Pentagastrin.svg
Systematic (IUPAC) name
N-(tert-butoxycarbonyl)-β-alanyl-L-tryptophyl-L-methionyl-L-α-aspartyl-L-phenylalaninamide[1]
Clinical data
AHFS/Drugs.com Micromedex Detailed Consumer Information
Pharmacokinetic data
Half-life 10 minutes or less
Identifiers
5534-95-2 YesY
V04CG04
PubChem CID 9853654
IUPHAR ligand 870
DrugBank DB00183 YesY
ChemSpider 8029364 YesY
UNII EF0NX91490 YesY
KEGG D01631 YesY
ChEMBL CHEMBL1328 YesY
Chemical data
Formula C37H49N7O9S
767.893 g/mol
 YesY (what is this?)  (verify)

Pentagastrin (trade name Peptavlon) is a synthetic polypeptide that has effects like gastrin when given parenterally.[2] It stimulates the secretion of gastric acid, pepsin, and intrinsic factor, and has been used as a diagnostic aid as the pentagastrin-stimulated calcitonin test.

Pentagastrin binds to the cholecystokinin-B receptor, which is expressed widely in the brain. Activation of these receptors activates the phospholipase C second messenger system. When given intravenously it may cause panic attacks.[3]

Pentagastrin's IUPAC chemical name is "L-Phenylalaninamide, N-((1,1-dimethylethoxy)carbonyl)-beta-alanyl-L-tryptophyl-L-methionyl-L-alpha-aspartyl".

Pentagastrin stimulation test[edit]

Pentagastrin is also used as a stimulation test to elevate of several hormones, such as serotonin. It provokes flushing and is useful in evaluating patients who describe flushing, but have normal or only marginally elevated biochemical markers for carcinoid syndrome.

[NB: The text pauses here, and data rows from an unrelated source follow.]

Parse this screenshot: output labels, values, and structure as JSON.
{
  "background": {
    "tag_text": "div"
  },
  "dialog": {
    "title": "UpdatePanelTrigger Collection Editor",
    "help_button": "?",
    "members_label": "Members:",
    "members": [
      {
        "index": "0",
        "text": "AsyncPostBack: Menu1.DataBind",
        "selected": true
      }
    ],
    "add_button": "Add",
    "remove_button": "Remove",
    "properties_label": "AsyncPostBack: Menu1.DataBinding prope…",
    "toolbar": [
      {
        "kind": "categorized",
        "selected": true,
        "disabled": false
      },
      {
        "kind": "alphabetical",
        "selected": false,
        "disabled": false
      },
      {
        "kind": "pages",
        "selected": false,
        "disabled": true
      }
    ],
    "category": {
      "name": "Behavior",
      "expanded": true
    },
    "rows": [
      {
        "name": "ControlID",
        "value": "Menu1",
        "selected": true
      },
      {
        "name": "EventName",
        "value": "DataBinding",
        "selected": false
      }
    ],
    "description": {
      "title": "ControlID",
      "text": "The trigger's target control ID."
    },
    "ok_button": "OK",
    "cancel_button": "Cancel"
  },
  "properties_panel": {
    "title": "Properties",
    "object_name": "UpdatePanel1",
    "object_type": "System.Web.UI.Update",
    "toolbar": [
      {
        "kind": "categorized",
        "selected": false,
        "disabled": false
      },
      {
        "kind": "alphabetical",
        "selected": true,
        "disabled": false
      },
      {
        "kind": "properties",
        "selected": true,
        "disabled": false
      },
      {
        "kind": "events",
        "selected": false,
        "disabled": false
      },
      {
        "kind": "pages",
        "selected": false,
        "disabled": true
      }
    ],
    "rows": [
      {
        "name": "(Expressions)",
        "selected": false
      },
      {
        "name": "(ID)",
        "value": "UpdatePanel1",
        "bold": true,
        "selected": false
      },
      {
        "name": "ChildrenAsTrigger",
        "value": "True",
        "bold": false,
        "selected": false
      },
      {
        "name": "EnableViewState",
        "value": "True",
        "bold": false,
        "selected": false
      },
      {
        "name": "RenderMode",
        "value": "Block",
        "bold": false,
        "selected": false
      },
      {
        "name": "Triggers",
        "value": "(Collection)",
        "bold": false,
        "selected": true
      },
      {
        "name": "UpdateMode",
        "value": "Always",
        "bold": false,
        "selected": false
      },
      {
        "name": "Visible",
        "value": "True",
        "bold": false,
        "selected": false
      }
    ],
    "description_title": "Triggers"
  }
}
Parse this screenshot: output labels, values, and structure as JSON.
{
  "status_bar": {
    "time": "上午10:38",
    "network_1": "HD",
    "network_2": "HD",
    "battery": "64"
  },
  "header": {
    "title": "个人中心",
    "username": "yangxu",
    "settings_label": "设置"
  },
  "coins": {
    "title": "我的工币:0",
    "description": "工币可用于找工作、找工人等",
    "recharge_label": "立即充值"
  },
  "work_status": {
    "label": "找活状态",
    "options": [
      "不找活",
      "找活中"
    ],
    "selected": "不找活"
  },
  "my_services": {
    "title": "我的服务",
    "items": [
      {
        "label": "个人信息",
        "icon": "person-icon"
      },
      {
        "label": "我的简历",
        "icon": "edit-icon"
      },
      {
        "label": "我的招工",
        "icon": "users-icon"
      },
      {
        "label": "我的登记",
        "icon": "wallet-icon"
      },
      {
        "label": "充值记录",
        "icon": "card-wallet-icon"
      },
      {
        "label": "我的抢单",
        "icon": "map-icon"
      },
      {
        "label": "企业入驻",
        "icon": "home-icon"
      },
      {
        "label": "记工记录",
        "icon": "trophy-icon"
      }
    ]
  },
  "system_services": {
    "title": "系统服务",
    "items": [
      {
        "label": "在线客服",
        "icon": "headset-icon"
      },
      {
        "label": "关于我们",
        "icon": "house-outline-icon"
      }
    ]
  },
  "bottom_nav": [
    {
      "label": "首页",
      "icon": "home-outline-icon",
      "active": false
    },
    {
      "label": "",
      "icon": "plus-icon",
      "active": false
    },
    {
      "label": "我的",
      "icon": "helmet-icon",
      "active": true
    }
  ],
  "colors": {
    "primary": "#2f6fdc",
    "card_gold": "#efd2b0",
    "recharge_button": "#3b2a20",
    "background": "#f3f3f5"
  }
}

It has been used to stimulate ectopic gastric mucosa for the detection of Meckels diverticulum by nuclear medicine.

It is used to stimulate calcitonin release from residual parafollicular cell C-cells after total thyroidectomy for medullary thyroid carcinoma.

See also[edit]

References[edit]

  1. ^ Martindale (1993). The extra pharmacopoeia (30th ed.). London: Pharmaceutical Press. ISBN 978-0853693000. 
  2. ^ Braganza, J. M.; Herman, K; Hine, P; Kay, G (1979). "The effect of pentagastrin on peptic secretion in man". The Journal of Physiology 289: 9–16. doi:10.1113/jphysiol.1979.sp012721. PMC 1281354. PMID 379305. 
  3. ^ van Megen, HJ; Westenberg, HG; den Boer, JA; Haigh, JR; Traub, M (April 1994). "Pentagastrin induced panic attacks: enhanced sensitivity in panic disorder patients.". Psychopharmacology 114 (3): 449–55. doi:10.1007/bf02249335. PMID 7855203.